Over all lines in the data below, count those holding "releases" and give only the result.
(Material shown)
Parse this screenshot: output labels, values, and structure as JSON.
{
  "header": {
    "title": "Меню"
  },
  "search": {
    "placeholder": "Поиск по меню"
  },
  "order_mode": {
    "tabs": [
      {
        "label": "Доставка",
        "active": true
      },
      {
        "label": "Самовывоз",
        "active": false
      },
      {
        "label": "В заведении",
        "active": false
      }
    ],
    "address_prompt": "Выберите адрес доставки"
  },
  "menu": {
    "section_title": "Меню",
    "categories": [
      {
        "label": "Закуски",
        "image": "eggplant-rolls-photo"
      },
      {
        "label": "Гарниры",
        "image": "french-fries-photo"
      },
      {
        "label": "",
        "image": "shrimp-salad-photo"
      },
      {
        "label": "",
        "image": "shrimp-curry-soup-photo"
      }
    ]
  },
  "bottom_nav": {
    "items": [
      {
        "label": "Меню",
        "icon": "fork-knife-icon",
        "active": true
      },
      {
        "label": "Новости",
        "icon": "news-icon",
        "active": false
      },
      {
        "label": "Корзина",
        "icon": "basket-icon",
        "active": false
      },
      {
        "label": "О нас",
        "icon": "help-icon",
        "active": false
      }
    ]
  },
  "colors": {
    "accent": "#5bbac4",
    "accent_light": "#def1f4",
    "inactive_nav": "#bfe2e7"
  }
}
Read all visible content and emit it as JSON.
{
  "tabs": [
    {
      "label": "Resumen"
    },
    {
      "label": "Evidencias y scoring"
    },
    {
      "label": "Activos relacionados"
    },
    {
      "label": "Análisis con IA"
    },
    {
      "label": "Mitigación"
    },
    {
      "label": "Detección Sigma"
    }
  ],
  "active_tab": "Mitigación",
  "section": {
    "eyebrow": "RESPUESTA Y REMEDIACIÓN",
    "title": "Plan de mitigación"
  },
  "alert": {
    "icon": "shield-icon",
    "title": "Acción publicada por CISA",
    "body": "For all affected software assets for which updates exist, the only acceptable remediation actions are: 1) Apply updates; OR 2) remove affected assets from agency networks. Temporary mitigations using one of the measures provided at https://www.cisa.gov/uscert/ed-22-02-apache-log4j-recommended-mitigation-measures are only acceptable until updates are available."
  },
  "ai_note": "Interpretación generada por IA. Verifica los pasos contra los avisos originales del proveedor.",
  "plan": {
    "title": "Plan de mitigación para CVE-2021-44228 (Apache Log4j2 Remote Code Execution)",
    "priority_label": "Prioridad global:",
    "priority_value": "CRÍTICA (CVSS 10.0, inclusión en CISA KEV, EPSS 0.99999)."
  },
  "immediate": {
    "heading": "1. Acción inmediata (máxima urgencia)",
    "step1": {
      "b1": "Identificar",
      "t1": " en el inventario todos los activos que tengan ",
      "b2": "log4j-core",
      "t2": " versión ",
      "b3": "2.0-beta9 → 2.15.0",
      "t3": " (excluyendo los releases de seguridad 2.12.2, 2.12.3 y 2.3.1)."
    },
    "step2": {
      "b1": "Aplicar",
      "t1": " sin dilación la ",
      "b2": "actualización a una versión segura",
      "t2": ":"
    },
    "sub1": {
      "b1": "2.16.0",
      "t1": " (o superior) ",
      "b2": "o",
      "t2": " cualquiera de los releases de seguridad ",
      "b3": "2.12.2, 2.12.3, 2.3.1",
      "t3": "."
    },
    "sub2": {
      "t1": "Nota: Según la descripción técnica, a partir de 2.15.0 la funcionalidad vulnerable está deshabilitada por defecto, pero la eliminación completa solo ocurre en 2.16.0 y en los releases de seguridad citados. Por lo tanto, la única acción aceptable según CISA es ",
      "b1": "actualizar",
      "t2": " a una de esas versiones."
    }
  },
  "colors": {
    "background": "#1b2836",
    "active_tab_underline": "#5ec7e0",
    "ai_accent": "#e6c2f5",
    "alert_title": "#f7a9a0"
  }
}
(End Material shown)
**The completed task:**
3